With momentum growing from last week’s victory in New York, supporters of marriage equality think that the time has come for another try in Maine.
Today, EqualityMaine will launch a campaign to gather signatures to place marriage equality on the ballot in November 2012.
They will face much work and a long campaign to legalize same-sex marriage here.
As the new effort is launched, I remember clearly May 6, 2009, one of my proudest days in the governor’s office.
Relegated now to a historical footnote based on the outcome of an election later that year, May 6, 2009, was the day that Gov. John Baldacci signed LD 1020, An Act to End Discrimination in Civil Marriage and Affirm Religious Freedom.
Marriage equality, for a moment in time, had come to Maine.
I was among a small group of advisers who was there when the governor signed the legislation, and I was with him for the next seven months as he worked tirelessly to help defend marriage equality against a people’s veto.
Over the weekend, as New York took the incredible step of allowing same-sex marriage and images of Gov. Andrew Cuomo signing the bill were broadcast around the world, I was taken back to 2009.
Marriage equality was one of the most important and controversial issues we faced during my four years in the governor’s office.
It rolled into one issue everything your mother warned you not to talk about during dinner with friends: religion, politics, sex and money.
After careful consideration and after talking to countless people, Gov. Baldacci had changed his mind about marriage equality.
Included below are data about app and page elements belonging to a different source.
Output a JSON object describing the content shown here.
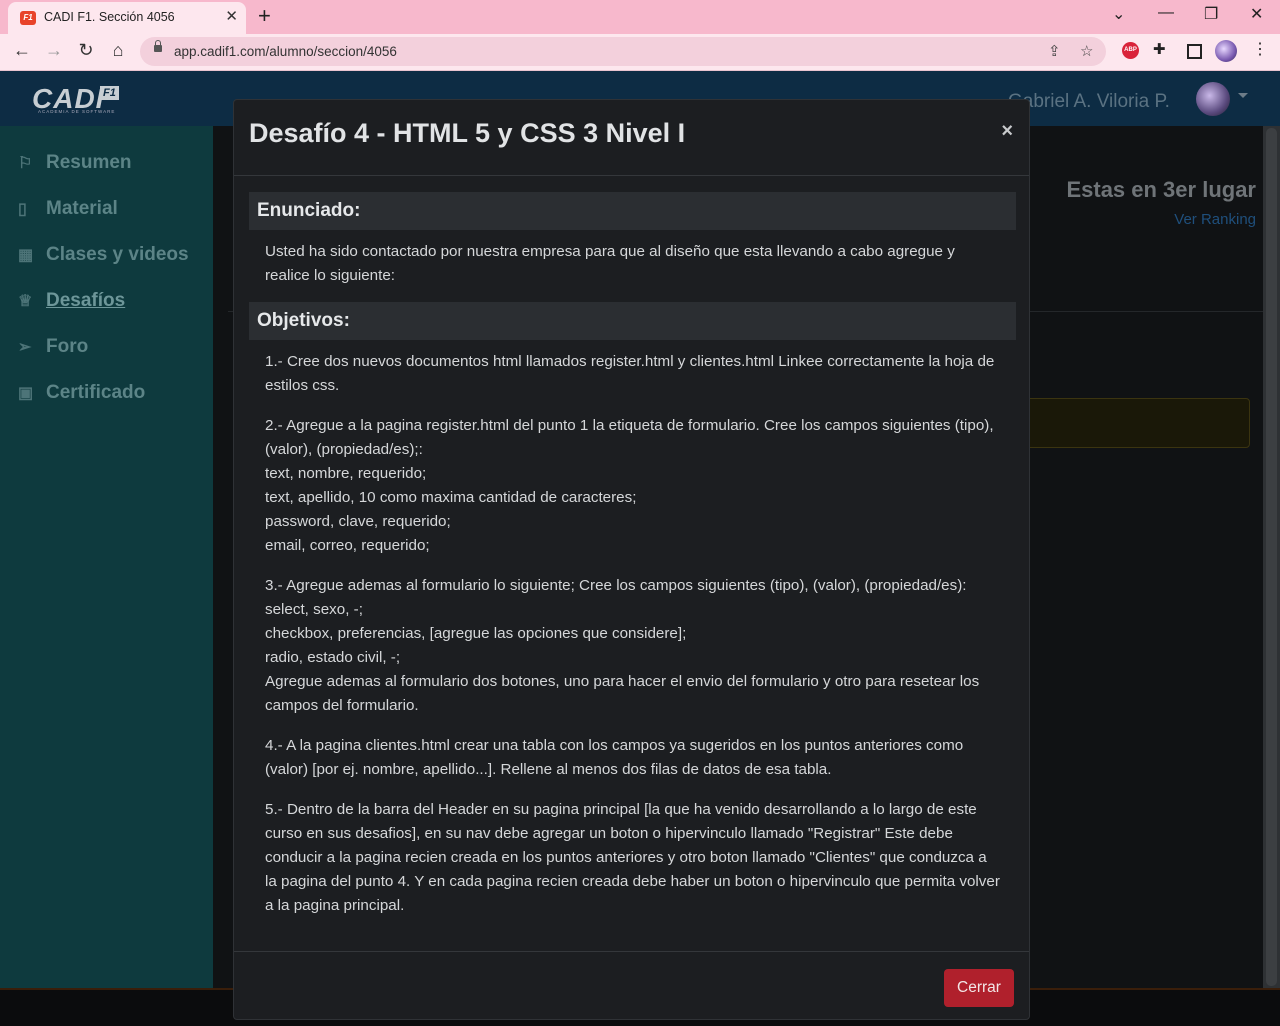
{
  "browser": {
    "tab_title": "CADI F1. Sección 4056",
    "tab_favicon": "F1",
    "url": "app.cadif1.com/alumno/seccion/4056"
  },
  "header": {
    "logo_text": "CADI",
    "logo_badge": "F1",
    "logo_sub": "ACADEMIA DE SOFTWARE",
    "user_name": "Gabriel A. Viloria P."
  },
  "sidebar": {
    "items": [
      {
        "label": "Resumen",
        "icon": "flag-icon"
      },
      {
        "label": "Material",
        "icon": "book-icon"
      },
      {
        "label": "Clases y videos",
        "icon": "calendar-icon"
      },
      {
        "label": "Desafíos",
        "icon": "trophy-icon"
      },
      {
        "label": "Foro",
        "icon": "send-icon"
      },
      {
        "label": "Certificado",
        "icon": "certificate-icon"
      }
    ]
  },
  "main": {
    "ranking_title": "Estas en 3er lugar",
    "ranking_link": "Ver Ranking"
  },
  "modal": {
    "title": "Desafío 4 - HTML 5 y CSS 3 Nivel I",
    "close_label": "×",
    "enunciado_head": "Enunciado:",
    "enunciado_text": "Usted ha sido contactado por nuestra empresa para que al diseño que esta llevando a cabo agregue y realice lo siguiente:",
    "objetivos_head": "Objetivos:",
    "objetivos": [
      "1.- Cree dos nuevos documentos html llamados register.html y clientes.html Linkee correctamente la hoja de estilos css.",
      "2.- Agregue a la pagina register.html del punto 1 la etiqueta de formulario. Cree los campos siguientes (tipo), (valor), (propiedad/es);:\ntext, nombre, requerido;\ntext, apellido, 10 como maxima cantidad de caracteres;\npassword, clave, requerido;\nemail, correo, requerido;",
      "3.- Agregue ademas al formulario lo siguiente; Cree los campos siguientes (tipo), (valor), (propiedad/es):\nselect, sexo, -;\ncheckbox, preferencias, [agregue las opciones que considere];\nradio, estado civil, -;\nAgregue ademas al formulario dos botones, uno para hacer el envio del formulario y otro para resetear los campos del formulario.",
      "4.- A la pagina clientes.html crear una tabla con los campos ya sugeridos en los puntos anteriores como (valor) [por ej. nombre, apellido...]. Rellene al menos dos filas de datos de esa tabla.",
      "5.- Dentro de la barra del Header en su pagina principal [la que ha venido desarrollando a lo largo de este curso en sus desafios], en su nav debe agregar un boton o hipervinculo llamado \"Registrar\" Este debe conducir a la pagina recien creada en los puntos anteriores y otro boton llamado \"Clientes\" que conduzca a la pagina del punto 4. Y en cada pagina recien creada debe haber un boton o hipervinculo que permita volver a la pagina principal."
    ],
    "footer_button": "Cerrar"
  }
}
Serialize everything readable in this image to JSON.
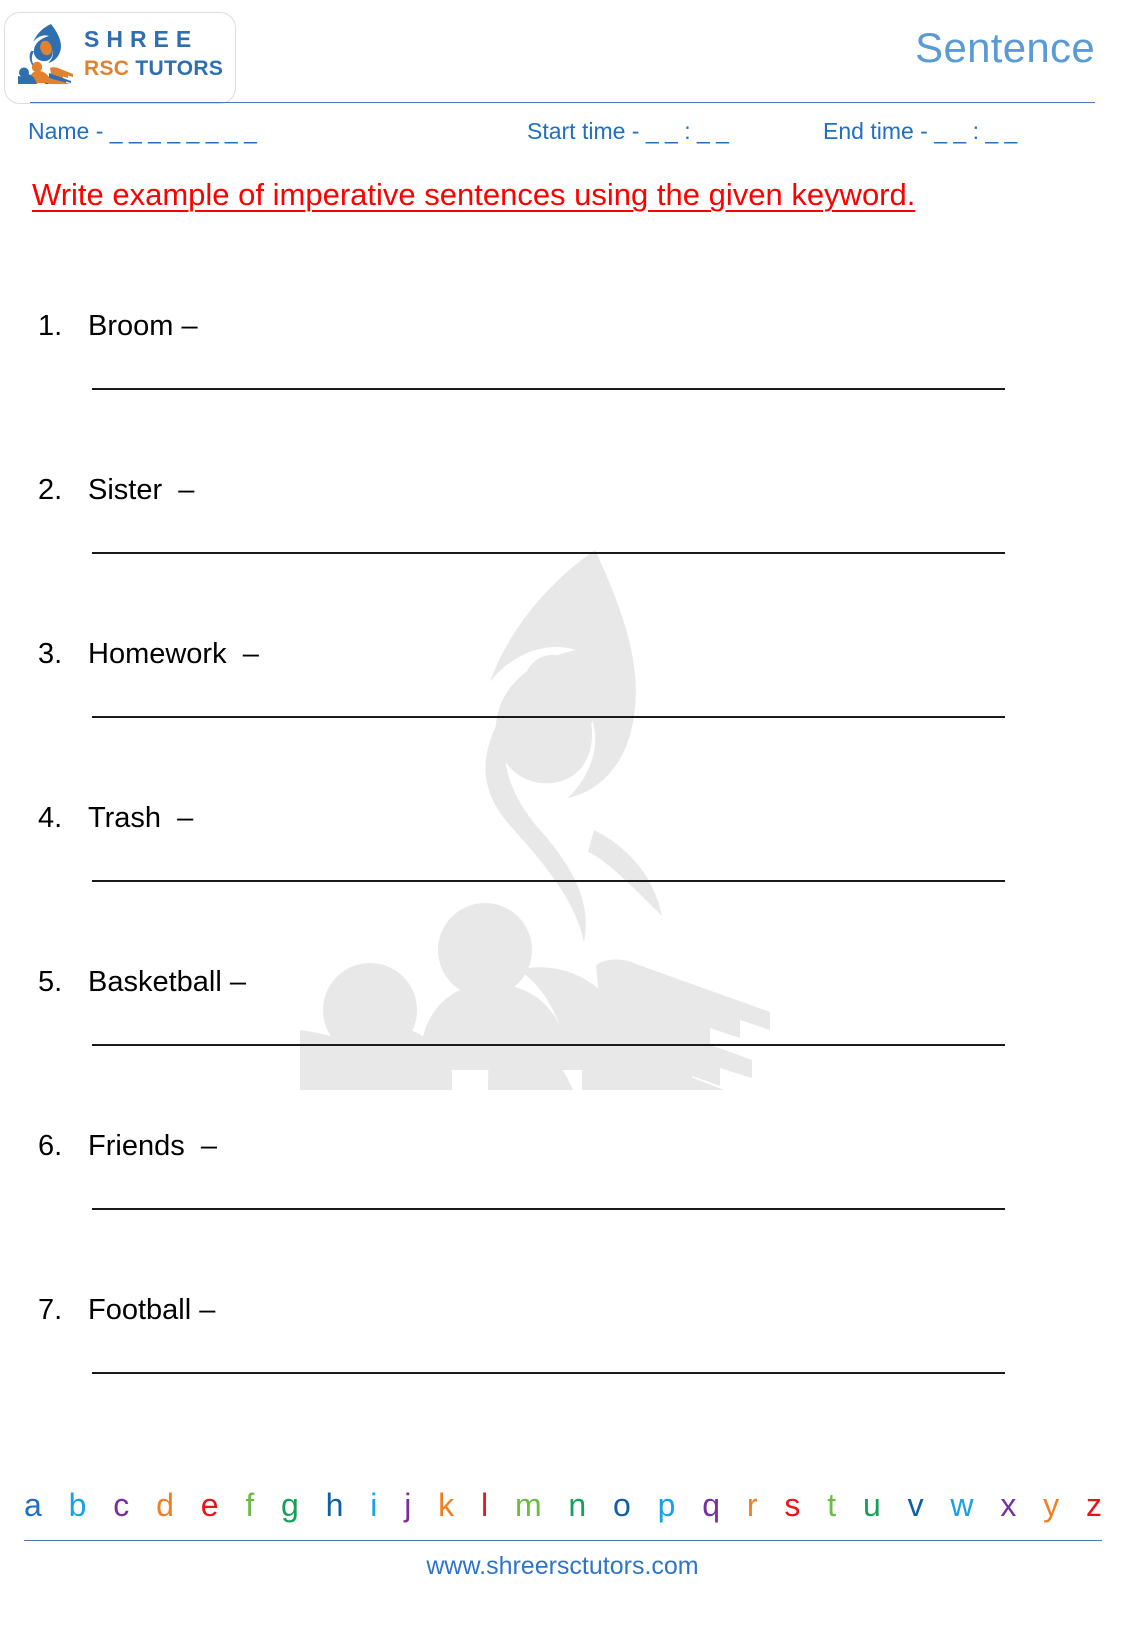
{
  "header": {
    "logo_shree": "SHREE",
    "logo_rsc": "RSC",
    "logo_tutors": " TUTORS",
    "logo_icon": "flame-book-logo-icon",
    "title": "Sentence",
    "title_color": "#5b9bd5",
    "rule_color": "#4a77b5"
  },
  "meta": {
    "name_label": "Name - _ _ _ _ _ _ _ _",
    "start_time_label": "Start time - _ _ : _ _",
    "end_time_label": "End time - _ _ : _ _",
    "color": "#1f6fc4"
  },
  "instruction": {
    "text": "Write example of imperative sentences using the given keyword.",
    "color": "#ff0000"
  },
  "questions": [
    {
      "number": "1.",
      "keyword": "Broom –",
      "answer": ""
    },
    {
      "number": "2.",
      "keyword": "Sister  –",
      "answer": ""
    },
    {
      "number": "3.",
      "keyword": "Homework  –",
      "answer": ""
    },
    {
      "number": "4.",
      "keyword": "Trash  –",
      "answer": ""
    },
    {
      "number": "5.",
      "keyword": "Basketball –",
      "answer": ""
    },
    {
      "number": "6.",
      "keyword": "Friends  –",
      "answer": ""
    },
    {
      "number": "7.",
      "keyword": "Football –",
      "answer": ""
    }
  ],
  "alphabet": {
    "letters": [
      "a",
      "b",
      "c",
      "d",
      "e",
      "f",
      "g",
      "h",
      "i",
      "j",
      "k",
      "l",
      "m",
      "n",
      "o",
      "p",
      "q",
      "r",
      "s",
      "t",
      "u",
      "v",
      "w",
      "x",
      "y",
      "z"
    ],
    "colors": [
      "#1f6fc4",
      "#18a0e8",
      "#7a2f9e",
      "#ef7f23",
      "#e8161a",
      "#6cbb45",
      "#17a05a",
      "#0f5fa8",
      "#18a0e8",
      "#7a2f9e",
      "#ef7f23",
      "#e8161a",
      "#6cbb45",
      "#17a05a",
      "#0f5fa8",
      "#18a0e8",
      "#7a2f9e",
      "#ef7f23",
      "#e8161a",
      "#6cbb45",
      "#17a05a",
      "#0f5fa8",
      "#18a0e8",
      "#7a2f9e",
      "#ef7f23",
      "#e8161a"
    ]
  },
  "footer": {
    "url": "www.shreersctutors.com",
    "color": "#2e74c9"
  },
  "watermark": {
    "icon": "flame-book-watermark-icon",
    "color": "#e8e8e8"
  }
}
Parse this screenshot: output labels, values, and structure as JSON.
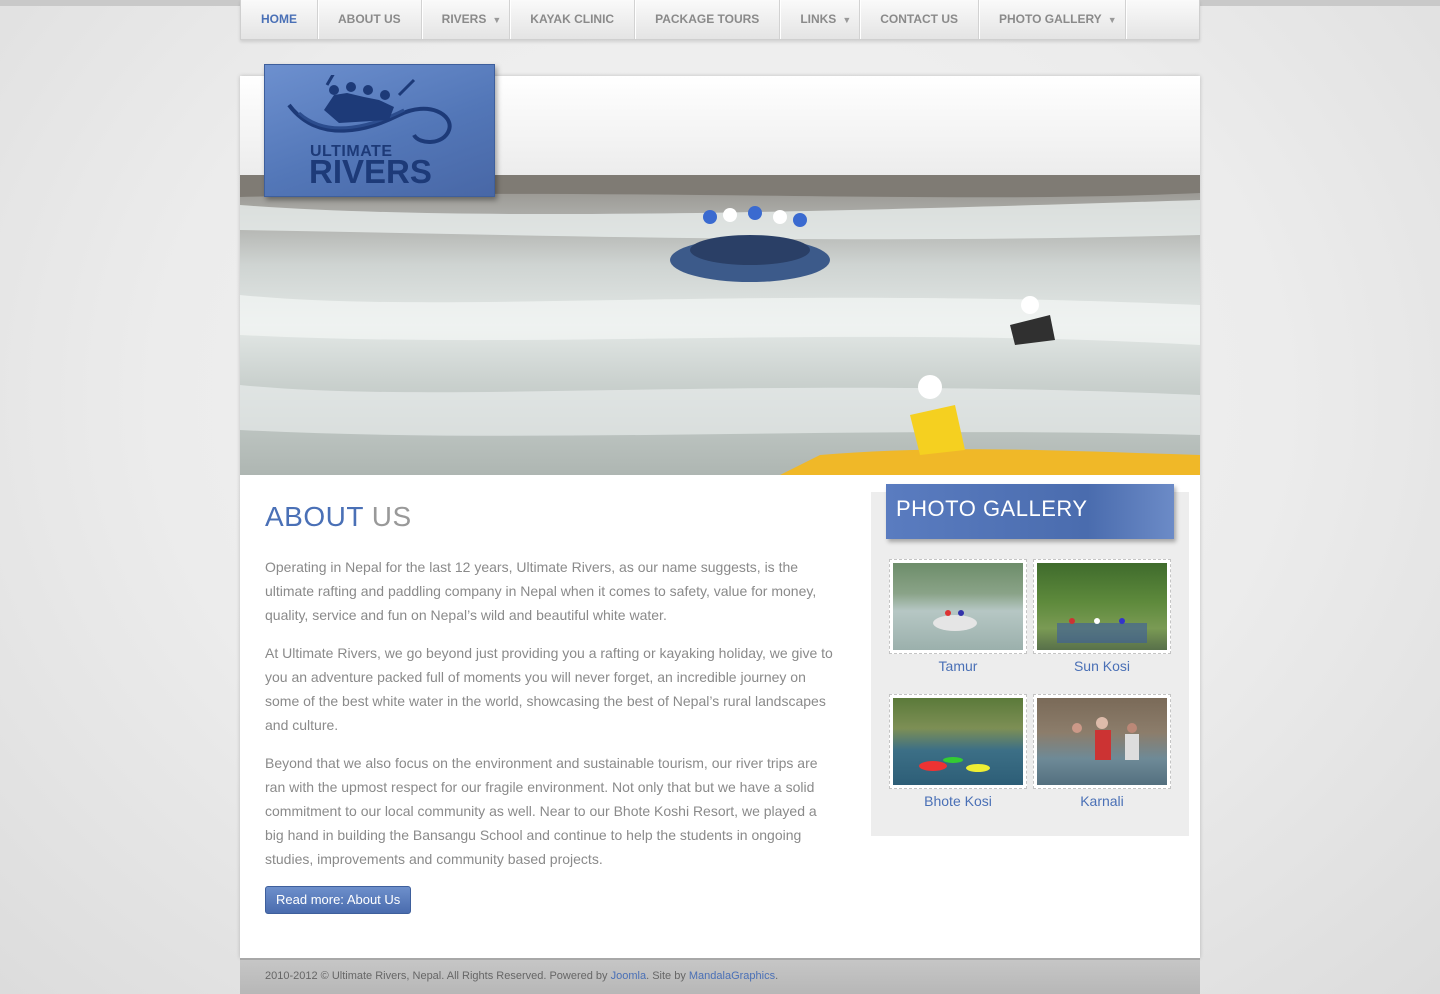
{
  "nav": {
    "items": [
      {
        "label": "HOME",
        "active": true,
        "dropdown": false
      },
      {
        "label": "ABOUT US",
        "active": false,
        "dropdown": false
      },
      {
        "label": "RIVERS",
        "active": false,
        "dropdown": true
      },
      {
        "label": "KAYAK CLINIC",
        "active": false,
        "dropdown": false
      },
      {
        "label": "PACKAGE TOURS",
        "active": false,
        "dropdown": false
      },
      {
        "label": "LINKS",
        "active": false,
        "dropdown": true
      },
      {
        "label": "CONTACT US",
        "active": false,
        "dropdown": false
      },
      {
        "label": "PHOTO GALLERY",
        "active": false,
        "dropdown": true
      }
    ],
    "dropdown_glyph": "▼"
  },
  "logo": {
    "line1": "ULTIMATE",
    "line2": "RIVERS"
  },
  "main": {
    "title_highlight": "ABOUT",
    "title_rest": " US",
    "paragraphs": [
      "Operating in Nepal for the last 12 years, Ultimate Rivers, as our name suggests, is the ultimate rafting and paddling company in Nepal when it comes to safety, value for money, quality, service and fun on Nepal’s wild and beautiful white water.",
      "At Ultimate Rivers, we go beyond just providing you a rafting or kayaking holiday, we give to you an adventure packed full of moments you will never forget, an incredible journey on some of the best white water in the world, showcasing the best of Nepal’s rural landscapes and culture.",
      "Beyond that we also focus on the environment and sustainable tourism, our river trips are ran with the upmost respect for our fragile environment. Not only that but we have a solid commitment to our local community as well. Near to our Bhote Koshi Resort, we played a big hand in building the Bansangu School and continue to help the students in ongoing studies, improvements and community based projects."
    ],
    "read_more": "Read more: About Us"
  },
  "sidebar": {
    "title": "PHOTO GALLERY",
    "photos": [
      {
        "label": "Tamur"
      },
      {
        "label": "Sun Kosi"
      },
      {
        "label": "Bhote Kosi"
      },
      {
        "label": "Karnali"
      }
    ]
  },
  "footer": {
    "text_before": "2010-2012 © Ultimate Rivers, Nepal. All Rights Reserved. Powered by ",
    "joomla": "Joomla",
    "text_mid": ". Site by ",
    "mandala": "MandalaGraphics",
    "text_end": "."
  },
  "colors": {
    "accent": "#4a70b6",
    "text": "#8a8a8a"
  }
}
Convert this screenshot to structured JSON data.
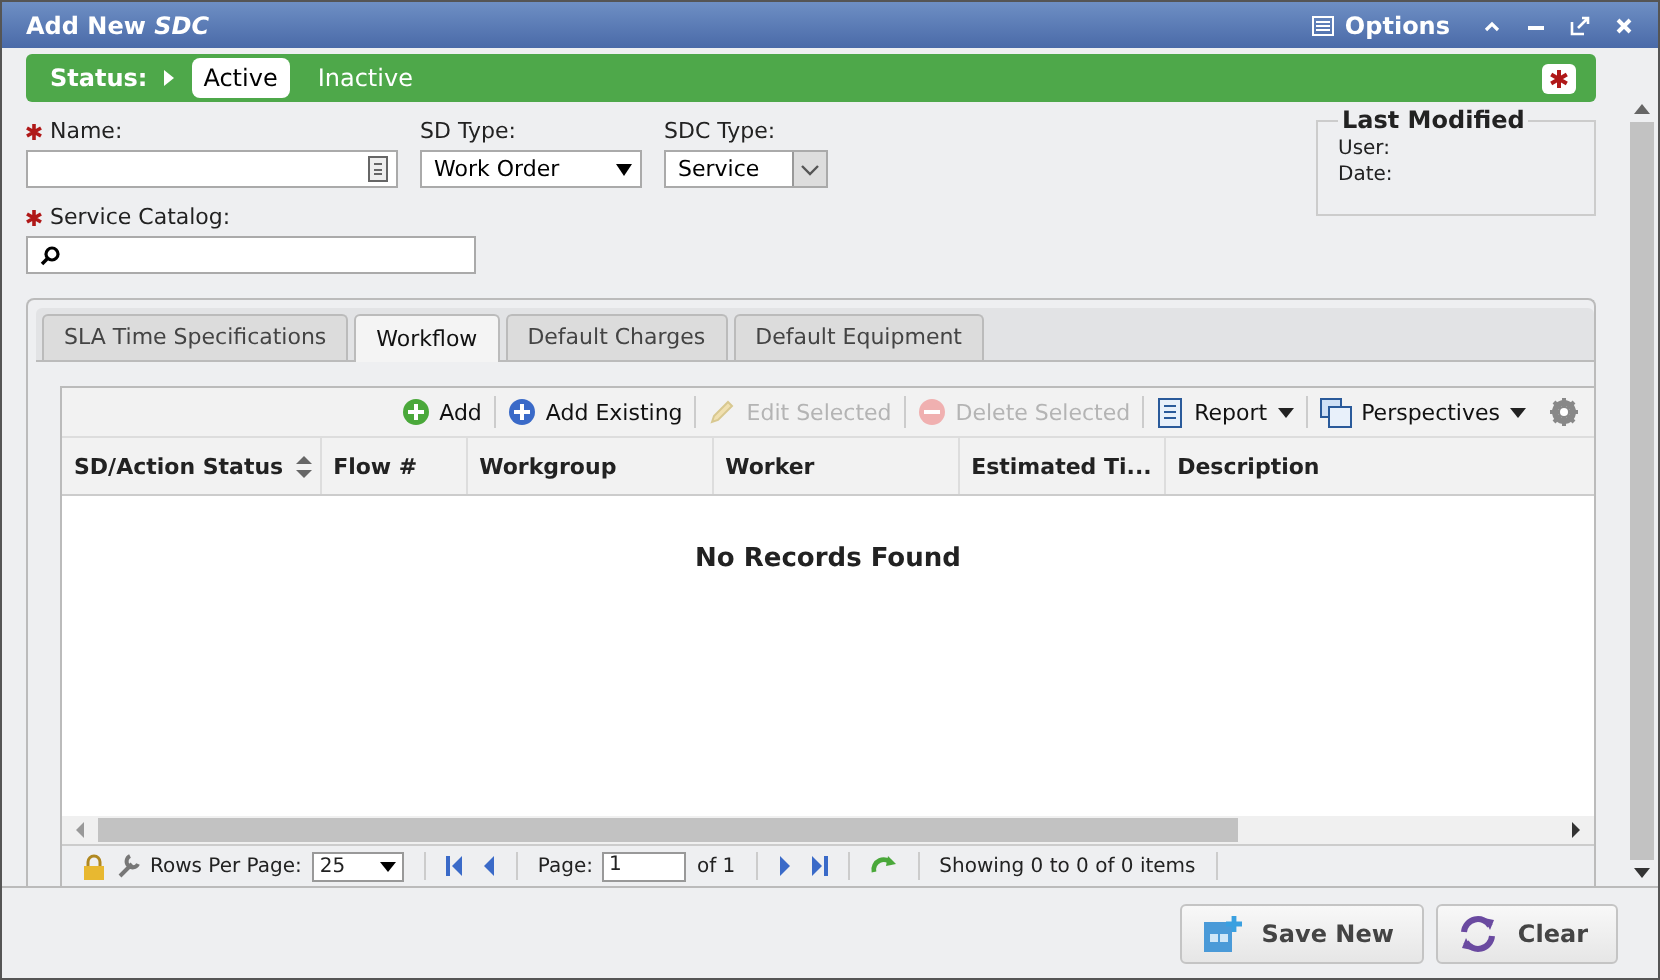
{
  "window": {
    "title": "Add New *SDC*",
    "options_label": "Options"
  },
  "status": {
    "label": "Status:",
    "options": [
      {
        "label": "Active",
        "selected": true
      },
      {
        "label": "Inactive",
        "selected": false
      }
    ]
  },
  "fields": {
    "name": {
      "label": "Name:",
      "required": true
    },
    "sd_type": {
      "label": "SD Type:",
      "value": "Work Order"
    },
    "sdc_type": {
      "label": "SDC Type:",
      "value": "Service"
    },
    "service_catalog": {
      "label": "Service Catalog:",
      "required": true
    }
  },
  "last_modified": {
    "title": "Last Modified",
    "user_label": "User:",
    "date_label": "Date:"
  },
  "tabs": [
    {
      "label": "SLA Time Specifications",
      "selected": false
    },
    {
      "label": "Workflow",
      "selected": true
    },
    {
      "label": "Default Charges",
      "selected": false
    },
    {
      "label": "Default Equipment",
      "selected": false
    }
  ],
  "toolbar": [
    {
      "kind": "add",
      "label": "Add",
      "disabled": false
    },
    {
      "kind": "add-existing",
      "label": "Add Existing",
      "disabled": false
    },
    {
      "kind": "edit",
      "label": "Edit Selected",
      "disabled": true
    },
    {
      "kind": "delete",
      "label": "Delete Selected",
      "disabled": true
    },
    {
      "kind": "report",
      "label": "Report",
      "disabled": false
    },
    {
      "kind": "perspectives",
      "label": "Perspectives",
      "disabled": false
    }
  ],
  "table": {
    "columns": [
      {
        "label": "SD/Action Status",
        "sortable": true
      },
      {
        "label": "Flow #",
        "sortable": false
      },
      {
        "label": "Workgroup",
        "sortable": false
      },
      {
        "label": "Worker",
        "sortable": false
      },
      {
        "label": "Estimated Ti...",
        "sortable": false
      },
      {
        "label": "Description",
        "sortable": false
      }
    ],
    "empty_message": "No Records Found"
  },
  "pager": {
    "rows_label": "Rows Per Page:",
    "rows_value": "25",
    "page_label": "Page:",
    "page_value": "1",
    "of_label": "of 1",
    "summary": "Showing 0 to 0 of 0 items"
  },
  "buttons": [
    {
      "kind": "save",
      "label": "Save New"
    },
    {
      "kind": "clear",
      "label": "Clear"
    }
  ]
}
The governor had once been a supporter of civil unions, but he could not reconcile that position with his reading of the Maine Constitution.
It boiled down to a question of state-sponsored discrimination and civil rights.
“I have come to believe that this is a question of fairness and of equal protection under the law, and that a civil union is not equal to civil marriage,” Gov. Baldacci said after he signed the legislation.
He was absolutely right, and he acted on his convictions even though it put him at the center of a political firestorm. Throughout the campaign, he remained a staunch, compassionate defender of equal rights.
Despite thousands of dedicated volunteers and a strong organization, the campaign for marriage equality came up a short and same-sex marriage was repealed.
The bill did not force any religion to change its definition of marriage or to recognize the marriage of gays and lesbians. Instead, it addressed the fact that state law treats Maine residents differently based solely on their sexual orientation while also affirming the separation of church and state.
The Constitution is clear.
Article I says that “no person shall be deprived of life, liberty or property without due process of law, nor be denied the equal protection of the laws, nor be denied the enjoyment of that person’s civil rights or be discriminated against.”
Maine law provides special — and significant — recognition of marriage. But it currently discriminates against gays and lesbians, and that shouldn’t be allowed.
As a new campaign begins, we can expect to see a well-funded and committed opposition, determined to repeat their success of the past.
But I am hopeful that this time, Mainers will make a different choice and that they will hear the stories of their neighbors and realize that discrimination is wrong no matter how it is rationalized.
Lead by EqualityMaine, thousands of Mainers have been working since 2009 to talk to their friends and neighbors about marriage equality. The conversations have happened one at a time and in every community in our state.
The goal has been to encourage people to share their personal stories and explain why marriage equality matters and what our current discriminatory practices mean to families.
As the campaign begins, the first step will be signature collection.
Eventually, the question will be on the ballot again — whether as a result of this campaign or some other — and Mainer voters will have a chance to reconsider the decision they made two years ago.
This time, I hope we do the right thing.
David Farmer is a political and media consultant. He was formerly deputy chief of staff and communications director for Gov. John Baldacci and a longtime journalist. He has made financial contributions to EqualityMaine and to the No on 1 campaign. You can reach him at firstname.lastname@example.org. Follow him on Twitter @dfarmer14.